WORK TO BE COMPLETED: Write the records below out again exactly as given, with no images.

INPUT DATA:
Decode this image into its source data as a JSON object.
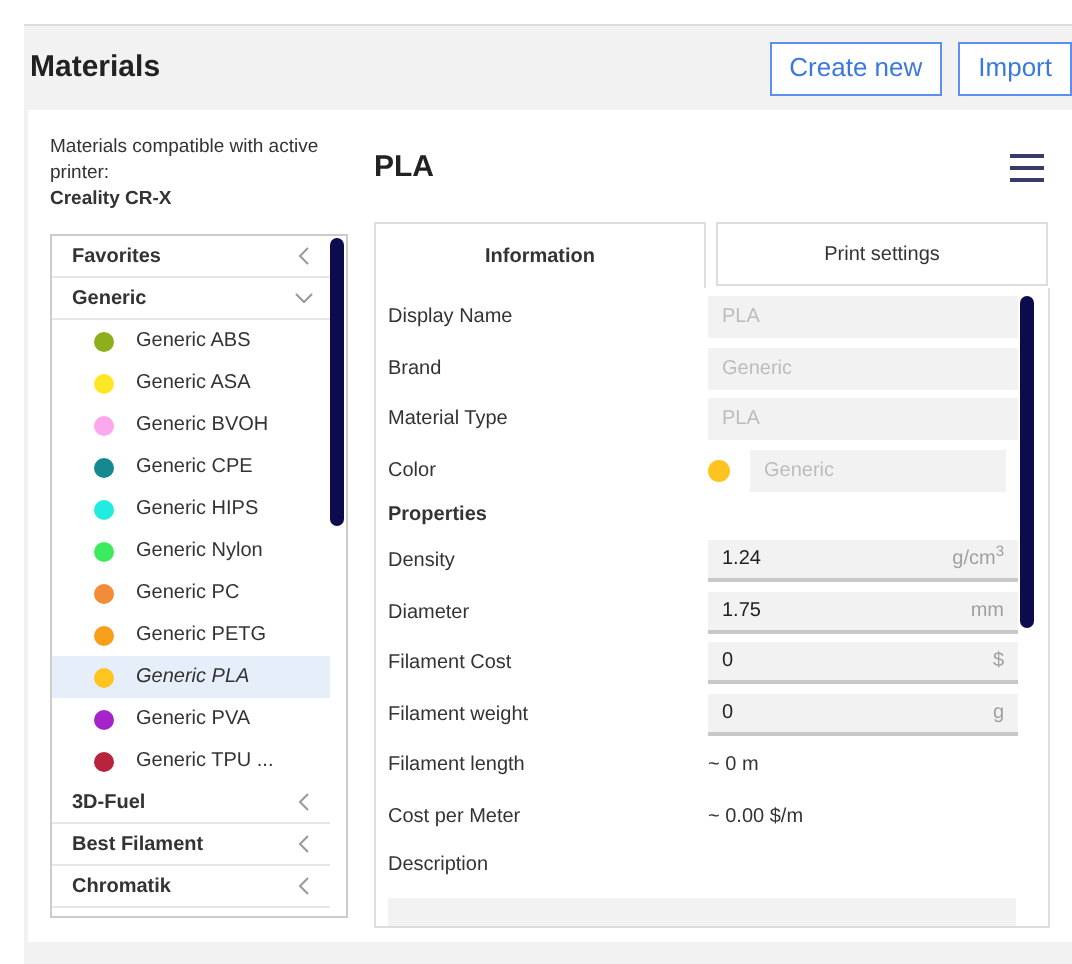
{
  "title": "Materials",
  "buttons": [
    "Create new",
    "Import"
  ],
  "compat": {
    "label": "Materials compatible with active printer:",
    "printer": "Creality CR-X"
  },
  "categories": [
    {
      "name": "Favorites",
      "expanded": false
    },
    {
      "name": "Generic",
      "expanded": true,
      "children": [
        {
          "name": "Generic ABS",
          "color": "#8fae1b",
          "selected": false
        },
        {
          "name": "Generic ASA",
          "color": "#fde725",
          "selected": false
        },
        {
          "name": "Generic BVOH",
          "color": "#fba8ee",
          "selected": false
        },
        {
          "name": "Generic CPE",
          "color": "#148a90",
          "selected": false
        },
        {
          "name": "Generic HIPS",
          "color": "#20ede0",
          "selected": false
        },
        {
          "name": "Generic Nylon",
          "color": "#3deb5f",
          "selected": false
        },
        {
          "name": "Generic PC",
          "color": "#f28c38",
          "selected": false
        },
        {
          "name": "Generic PETG",
          "color": "#f59f1b",
          "selected": false
        },
        {
          "name": "Generic PLA",
          "color": "#ffc41f",
          "selected": true
        },
        {
          "name": "Generic PVA",
          "color": "#a524c9",
          "selected": false
        },
        {
          "name": "Generic TPU ...",
          "color": "#b8233d",
          "selected": false
        }
      ]
    },
    {
      "name": "3D-Fuel",
      "expanded": false
    },
    {
      "name": "Best Filament",
      "expanded": false
    },
    {
      "name": "Chromatik",
      "expanded": false
    }
  ],
  "material_title": "PLA",
  "tabs": [
    {
      "label": "Information",
      "selected": true
    },
    {
      "label": "Print settings",
      "selected": false
    }
  ],
  "rows": [
    {
      "kind": "readonly",
      "label": "Display Name",
      "value": "PLA",
      "disabled": true
    },
    {
      "kind": "readonly",
      "label": "Brand",
      "value": "Generic",
      "disabled": true
    },
    {
      "kind": "readonly",
      "label": "Material Type",
      "value": "PLA",
      "disabled": true
    },
    {
      "kind": "color",
      "label": "Color",
      "value": "Generic",
      "color": "#ffc41f",
      "disabled": true
    },
    {
      "kind": "heading",
      "label": "Properties"
    },
    {
      "kind": "number",
      "label": "Density",
      "value": "1.24",
      "unit": "g/cm$^{3}$"
    },
    {
      "kind": "number",
      "label": "Diameter",
      "value": "1.75",
      "unit": "mm"
    },
    {
      "kind": "number",
      "label": "Filament Cost",
      "value": "0",
      "unit": "$"
    },
    {
      "kind": "number",
      "label": "Filament weight",
      "value": "0",
      "unit": "g"
    },
    {
      "kind": "info",
      "label": "Filament length",
      "value": "~ 0 m"
    },
    {
      "kind": "info",
      "label": "Cost per Meter",
      "value": "~ 0.00 $/m"
    },
    {
      "kind": "description",
      "label": "Description"
    }
  ]
}
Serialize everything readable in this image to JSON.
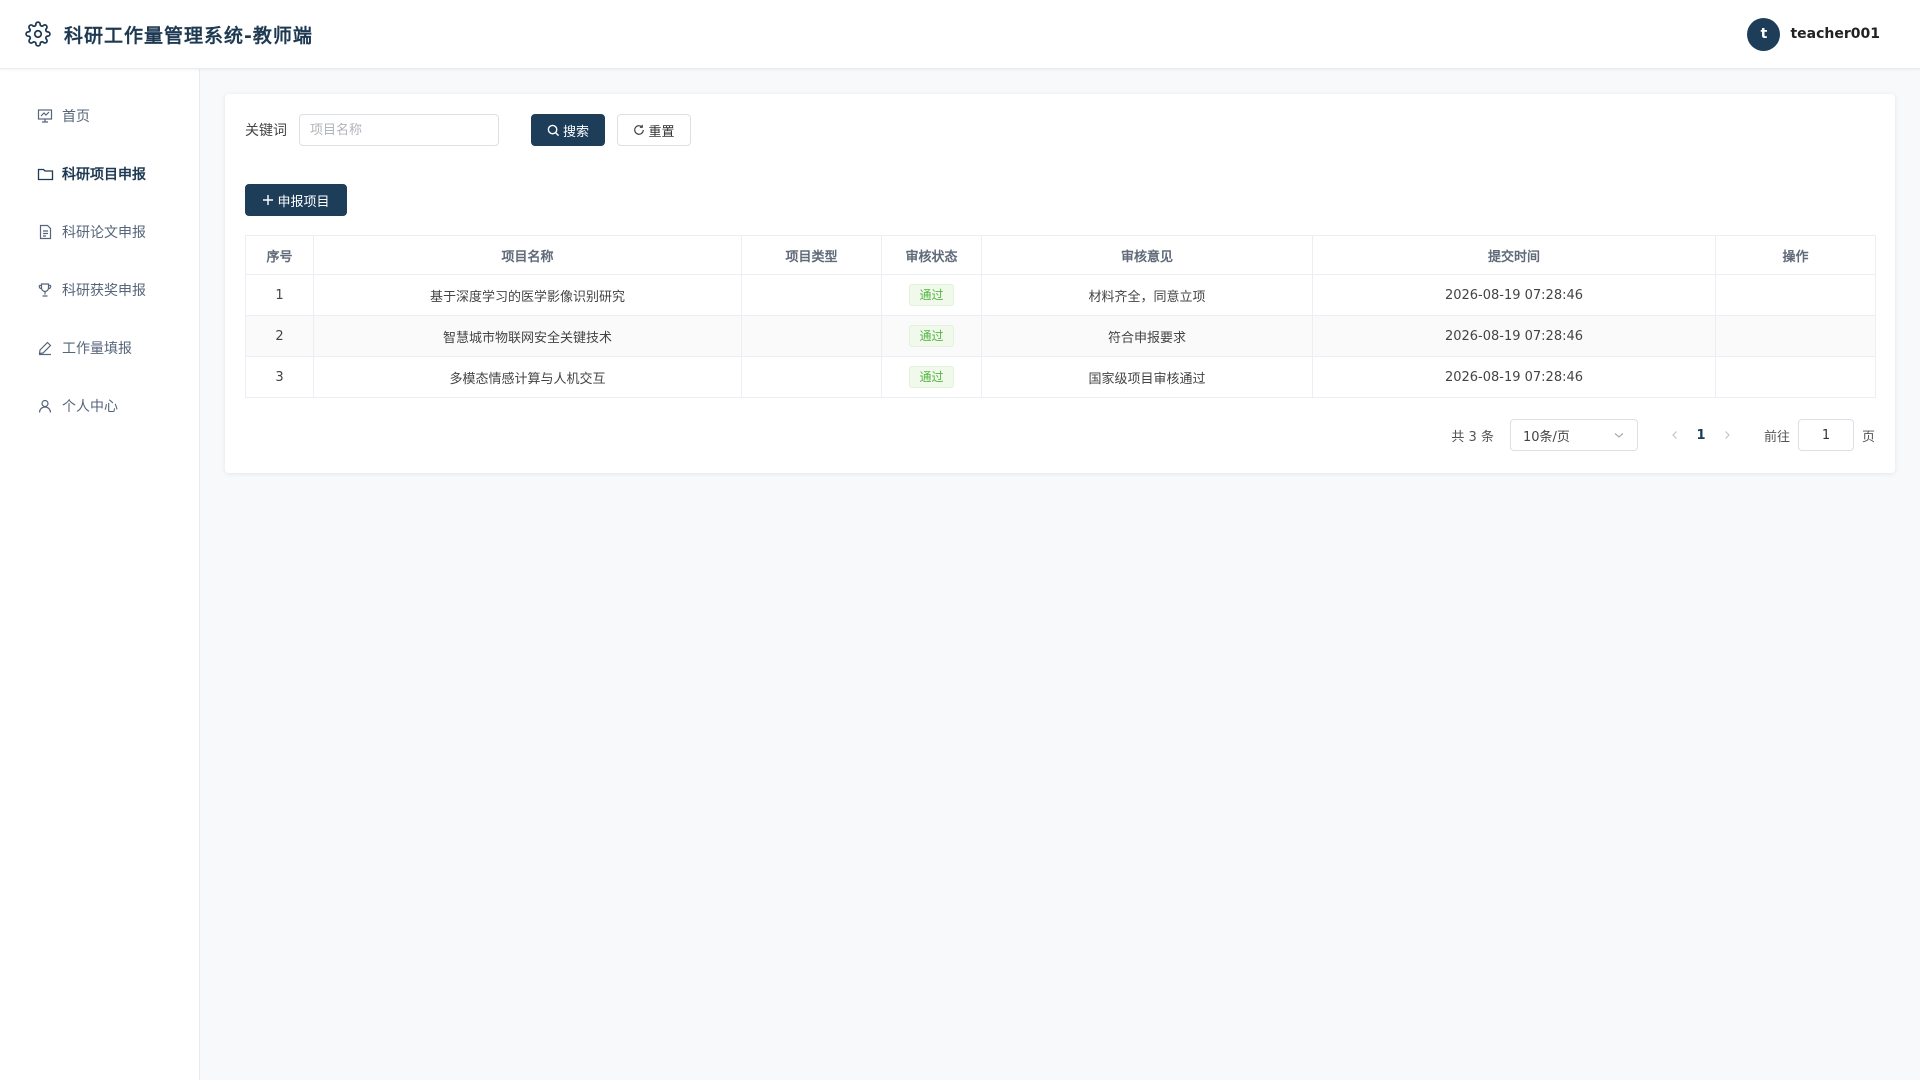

RESPONSE BELOW:
Decode this image into its source data as a JSON object.
{
  "title": "Materials",
  "buttons": [
    "Create new",
    "Import"
  ],
  "compat": {
    "label": "Materials compatible with active printer:",
    "printer": "Creality CR-X"
  },
  "categories": [
    {
      "name": "Favorites",
      "expanded": false
    },
    {
      "name": "Generic",
      "expanded": true,
      "children": [
        {
          "name": "Generic ABS",
          "color": "#8fae1b",
          "selected": false
        },
        {
          "name": "Generic ASA",
          "color": "#fde725",
          "selected": false
        },
        {
          "name": "Generic BVOH",
          "color": "#fba8ee",
          "selected": false
        },
        {
          "name": "Generic CPE",
          "color": "#148a90",
          "selected": false
        },
        {
          "name": "Generic HIPS",
          "color": "#20ede0",
          "selected": false
        },
        {
          "name": "Generic Nylon",
          "color": "#3deb5f",
          "selected": false
        },
        {
          "name": "Generic PC",
          "color": "#f28c38",
          "selected": false
        },
        {
          "name": "Generic PETG",
          "color": "#f59f1b",
          "selected": false
        },
        {
          "name": "Generic PLA",
          "color": "#ffc41f",
          "selected": true
        },
        {
          "name": "Generic PVA",
          "color": "#a524c9",
          "selected": false
        },
        {
          "name": "Generic TPU ...",
          "color": "#b8233d",
          "selected": false
        }
      ]
    },
    {
      "name": "3D-Fuel",
      "expanded": false
    },
    {
      "name": "Best Filament",
      "expanded": false
    },
    {
      "name": "Chromatik",
      "expanded": false
    }
  ],
  "material_title": "PLA",
  "tabs": [
    {
      "label": "Information",
      "selected": true
    },
    {
      "label": "Print settings",
      "selected": false
    }
  ],
  "rows": [
    {
      "kind": "readonly",
      "label": "Display Name",
      "value": "PLA",
      "disabled": true
    },
    {
      "kind": "readonly",
      "label": "Brand",
      "value": "Generic",
      "disabled": true
    },
    {
      "kind": "readonly",
      "label": "Material Type",
      "value": "PLA",
      "disabled": true
    },
    {
      "kind": "color",
      "label": "Color",
      "value": "Generic",
      "color": "#ffc41f",
      "disabled": true
    },
    {
      "kind": "heading",
      "label": "Properties"
    },
    {
      "kind": "number",
      "label": "Density",
      "value": "1.24",
      "unit": "g/cm$^{3}$"
    },
    {
      "kind": "number",
      "label": "Diameter",
      "value": "1.75",
      "unit": "mm"
    },
    {
      "kind": "number",
      "label": "Filament Cost",
      "value": "0",
      "unit": "$"
    },
    {
      "kind": "number",
      "label": "Filament weight",
      "value": "0",
      "unit": "g"
    },
    {
      "kind": "info",
      "label": "Filament length",
      "value": "~ 0 m"
    },
    {
      "kind": "info",
      "label": "Cost per Meter",
      "value": "~ 0.00 $/m"
    },
    {
      "kind": "description",
      "label": "Description"
    }
  ]
}
Serialize everything readable in this image to JSON.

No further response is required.